Ain’t It Good to Know You’ve Got a Friend

U.S. society contains an uneasy tension between individualism as an end in itself, and growing acknowledgement of the individual’s duties to others.

Paul Simon and Carole King, NYC, 1959. Photo by Michael Ochs

Friends. With a Little Help From My Friends.1 Umbrella. We’re Going to Be Friends. Lean on Me. Stand by Me. Count on Me. Buddy movies. Bromances. Man crushes. Girl crushes. Womances. It Takes a Village to Raise a Child. No Man Left Behind. In songs, TV, movies, books, greeting cards, social media–indeed, in every aspect of communication–themes of friendship, community, and human connection abound. These themes exist, uneasily at times, with themes of individual liberty. Bert and Ernie versus Edward Scissorhands. Walter White and Jesse Pinkman versus Travis Bickle. Harry Potter and Ron Weasley versus Batman. Thelma and Louse versus Wonder Woman. “If your friends are there, then everything’s all right” versus “I want to be alone.”

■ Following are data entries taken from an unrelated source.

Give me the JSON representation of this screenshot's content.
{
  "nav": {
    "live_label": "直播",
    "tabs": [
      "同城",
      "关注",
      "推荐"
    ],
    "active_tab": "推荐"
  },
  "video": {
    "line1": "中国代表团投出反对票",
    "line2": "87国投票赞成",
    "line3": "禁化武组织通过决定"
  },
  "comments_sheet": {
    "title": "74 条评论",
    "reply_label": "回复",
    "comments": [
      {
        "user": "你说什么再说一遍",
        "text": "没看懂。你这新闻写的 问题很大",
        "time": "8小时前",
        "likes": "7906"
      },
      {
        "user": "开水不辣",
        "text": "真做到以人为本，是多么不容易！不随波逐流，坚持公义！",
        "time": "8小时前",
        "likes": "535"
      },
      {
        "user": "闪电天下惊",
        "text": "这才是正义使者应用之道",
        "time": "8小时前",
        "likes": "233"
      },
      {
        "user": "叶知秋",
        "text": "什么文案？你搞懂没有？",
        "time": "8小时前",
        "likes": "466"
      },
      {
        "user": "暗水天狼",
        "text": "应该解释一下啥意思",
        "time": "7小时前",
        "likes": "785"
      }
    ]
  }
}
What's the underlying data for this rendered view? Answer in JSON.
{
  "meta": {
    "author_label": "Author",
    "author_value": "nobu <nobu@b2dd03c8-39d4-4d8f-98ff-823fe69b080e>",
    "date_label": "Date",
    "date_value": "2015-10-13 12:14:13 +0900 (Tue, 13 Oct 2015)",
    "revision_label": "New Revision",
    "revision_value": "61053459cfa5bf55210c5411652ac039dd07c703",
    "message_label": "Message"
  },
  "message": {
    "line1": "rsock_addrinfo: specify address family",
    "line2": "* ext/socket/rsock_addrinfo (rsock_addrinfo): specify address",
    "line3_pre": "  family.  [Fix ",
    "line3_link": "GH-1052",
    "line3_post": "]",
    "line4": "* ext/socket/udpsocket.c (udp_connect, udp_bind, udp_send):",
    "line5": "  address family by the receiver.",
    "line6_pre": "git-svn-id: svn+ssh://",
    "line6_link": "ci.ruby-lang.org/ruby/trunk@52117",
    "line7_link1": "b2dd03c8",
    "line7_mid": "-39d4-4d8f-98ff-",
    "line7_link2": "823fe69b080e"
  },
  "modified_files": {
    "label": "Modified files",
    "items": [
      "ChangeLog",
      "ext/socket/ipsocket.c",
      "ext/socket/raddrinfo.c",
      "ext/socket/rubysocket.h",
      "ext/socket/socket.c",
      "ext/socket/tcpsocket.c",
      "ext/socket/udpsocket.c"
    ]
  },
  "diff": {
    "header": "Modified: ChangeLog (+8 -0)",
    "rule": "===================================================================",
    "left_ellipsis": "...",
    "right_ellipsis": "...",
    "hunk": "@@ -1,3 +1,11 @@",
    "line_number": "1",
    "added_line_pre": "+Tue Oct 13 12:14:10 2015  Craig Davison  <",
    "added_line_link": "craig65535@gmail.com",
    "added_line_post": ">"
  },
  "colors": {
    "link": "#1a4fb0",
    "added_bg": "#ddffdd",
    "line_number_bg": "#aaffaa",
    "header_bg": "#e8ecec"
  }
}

Surfers Mick Fanning and Julian Wilson were competing for first place in a professional tournament in South Africa when a shark attacked Fanning , knocking him off his board. Fanning punched the shark, got away, and was quickly pulled onto a rescue Jet Ski. Caught on live TV, it’s a harrowing story–even before taking into account Wilson’s response. When he saw the attack, Wilson swam toward Fanning, not away. Fortunately Fanning’s quick rescue allowed Wilson to abort his confrontation with the shark and be picked up by another Jet Ski.

A story like this has universal appeal. We ask, “what would I do in Julian Wilson’s situation?” Until we find ourselves in a situation where helping another puts our lives at risk, we don’t know the answer. It matters not how brave, or cowardly, we think we are. Such responses are instinctual. We can surprise ourselves, for good and bad.

What are the consequences if we see a person in danger, could help her without risking ourselves, and fail to act? Can we be held legally liable for our inaction? Under U.S. law’s Bystander Rule, we have no legal duty to help.

For example, assume that one day you are walking along the Esplanade. You hear yelling, look for its source, and see that I am floundering in the Charles River. Our eyes meet. “Help!” I cry. You stop walking, lean on a bench, and gaze at me. “Help!!” I call again. You don’t respond. “I’m drowning!” I explain, thinking you need a prompt to understand the situation. “I know!” you reply. “I’m in the Questrom Honors Program!” You take off your backpack and place it on the bench. I think you are preparing to leap into the water to save me, but you are just getting more comfortable. (Textbooks are so heavy.) The last image I see before sinking beneath the Charles is your face, calmly watching me disappear.

Assume you can swim, it’s a warm day, and you could have helped without risking your safety. Have you violated your ethical duty to me? Most of us would answer yes. Reverse the situation, and you would want me to rescue you.

Have you violated your legal duty to me? In other words, if my family sues you for failing to help, for watching passively as I drown, will a court hold you liable? No. Under common law rules dating back centuries, a bystander has no obligation to help a person a need, even if he can do so without risk to himself. You can watch me drown without incurring any legal liability. If I am floundering in the river because you hip-checked me into the water, then you are not a bystander and this rule would not apply.

There are exceptions. For example, parents have a legal duty to protect their children, hired bodyguards have a legal duty to protect their clients (to the extent specified in the contract between them), a landowner has a legal duty to protect persons on his land (how much protection the owner must provide may depend on why the person is on the land), and an employer has a legal duty to protect third parties from injuries caused by his employees.

Another exception can arise from the nature of the relationship between the bystander and the injured party. The Tarasoff case, one of the most famous court decisions in this area of the law, changed the duties of mental health professionals when their clients pose a risk of harm to others. We’ll discuss Tarasoff and its ramifications in class.

Seinfeld’s series finale applied a wrinkle to this theme. Trouble with their private jet strands Jerry, Kramer, Elaine, and George in Massachusetts. On a sidewalk discussing their options they see a man across the street across being robbed.

Jerry et al land in jail for violating the “Good Samaritan” law. End of episode, end of series, enter syndication.

Good Samaritan laws exist in every state, but they don’t work like the law in Seinfeld. Rather, they shield from liability a bystander who tries to help an injured person but, in doing so, negligently causes the victim harm. By protecting the bystander from liability they encourage aid to the injured party.2

  1. Don’t forget Joe Cocker’s version at Woodstock
  2. The American Association of Orthopaedic Surgeons summarizes U.S. Good Samaritan laws.

Paul Simon I am a Rock Carole King You’ve Got a Friend Questrom School of Business SM233